INDIANAPOLIS—A group of leading scientists is holding a mirror to the diabetes research community and calling for the improved support of its female constituents.
Linda DiMeglio, MD, MPH, of Indiana University School of Medicine and Mark Atkinson, PhD, of the University of Florida, led a deep dive into the historical representation of women in the diabetes research community and that of women in influential positions among four major diabetes organizations. Their findings and recommendations were jointly published in the American Diabetes Association’s Diabetes Care and Diabetes along with two accompanying editorial pieces.
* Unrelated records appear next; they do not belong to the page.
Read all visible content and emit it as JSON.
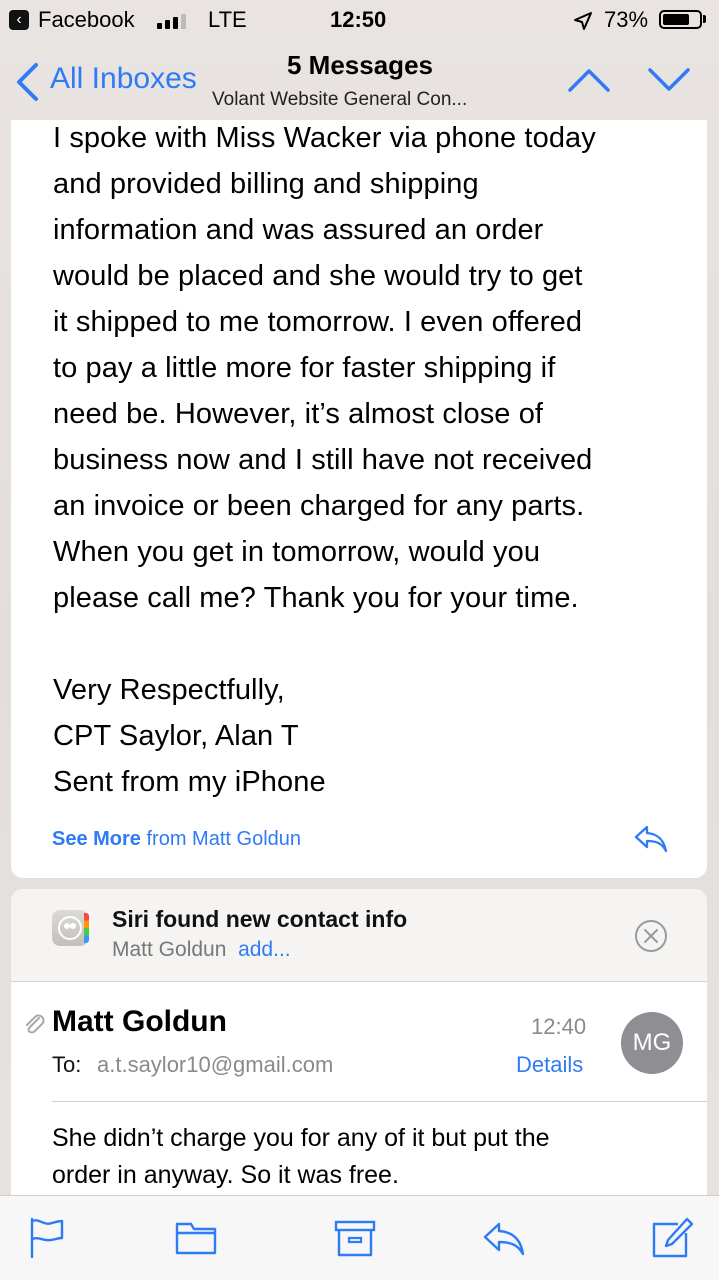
{
  "status_bar": {
    "back_app": "Facebook",
    "network": "LTE",
    "time": "12:50",
    "battery_percent": "73%",
    "battery_level": 0.73,
    "signal_bars": 3
  },
  "nav": {
    "back_label": "All Inboxes",
    "title": "5 Messages",
    "subtitle": "Volant Website General Con..."
  },
  "message1": {
    "body_lines": [
      "I spoke with Miss Wacker via phone today",
      "and provided billing and shipping",
      "information and was assured an order",
      "would be placed and she would try to get",
      "it shipped to me tomorrow. I even offered",
      "to pay a little more for faster shipping if",
      "need be.  However, it’s almost close of",
      "business now and I still have not received",
      "an invoice or been charged for any parts.",
      "When you get in tomorrow, would you",
      "please call me? Thank you for your time."
    ],
    "signature_lines": [
      "Very Respectfully,",
      "CPT Saylor, Alan T",
      "Sent from my iPhone"
    ],
    "see_more": "See More",
    "see_more_from": "from Matt Goldun"
  },
  "siri_banner": {
    "title": "Siri found new contact info",
    "name": "Matt Goldun",
    "add": "add..."
  },
  "message2": {
    "sender": "Matt Goldun",
    "to_label": "To:",
    "to_address": "a.t.saylor10@gmail.com",
    "time": "12:40",
    "details": "Details",
    "avatar_initials": "MG",
    "body_lines": [
      "She didn’t charge you for any of it but put the",
      "order in anyway.  So it was free."
    ]
  },
  "toolbar": {
    "icons": [
      "flag-icon",
      "folder-icon",
      "archive-icon",
      "reply-icon",
      "compose-icon"
    ]
  },
  "colors": {
    "accent": "#2f7bf6",
    "secondary_text": "#8a8a8a",
    "avatar": "#8e8e93"
  }
}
Together with Jessica Dunne, PhD, of Janssen Research & Development, LLC, and Jennifer Maizel, MPH, and Amanda Posgai, PhD, of the University of Florida, they found that while women represent about half of the diabetes research community, they have remained historically underrepresented in key leadership roles and are less likely to receive honors and funding for their work.
“I had observed and heard from others anecdotal reports about the underrepresentation of women in various settings,” said DiMeglio. “But collating and disseminating these hard data is a critical first step toward improving the representativeness of the diabetes field. So, when Dr. Dunne and Dr. Atkinson asked me to join them in doing a deep dive, I seized the opportunity.”
The group quantified gender representation in annual meeting attendance, editorial board service position, principal investigators for grant funding, and career achievement award recipients using data from the American Diabetes Association (ADA), JDRF, the National Institute of Diabetes and Digestive and Kidney Diseases (NIDDK) and the European Association for the Study of Diabetes (EASD).
Major takeaways include:
- Women account for nearly half of attendees at the ADA Scientific Sessions but are underrepresented in key leadership roles. Specifically, women represent only 9% of people serving in the role of President of Medicine and Science since the 1970s.
- ADA journal editorial boards reflect historically gendered roles in research, where women are dominant on editorial boards for publications related to diabetes education for non-academic audiences but notably underrepresented in publications related to clinical and basic sciences with academic audiences.
- Men in the diabetes research community receive the vast majority of research funding and increasing barriers exist for women competing for funding at advanced stages of their careers.
- Women account for a small fraction of recipients of career achievement awards with little to no appreciable shift toward equity in recent decades despite the growing number of women in the field.
The authors offer actionable recommendations to editorial boards, academic institutions, professional organizations and funding organizations to address issues of inequity and eliminate barriers for women in diabetes research.
IU School of Medicine is the largest medical school in the U.S. and is annually ranked among the top medical schools in the nation by U.S. News & World Report. The school offers high-quality medical education, access to leading medical research and rich campus life in nine Indiana cities, including rural and urban locations consistently recognized for livability.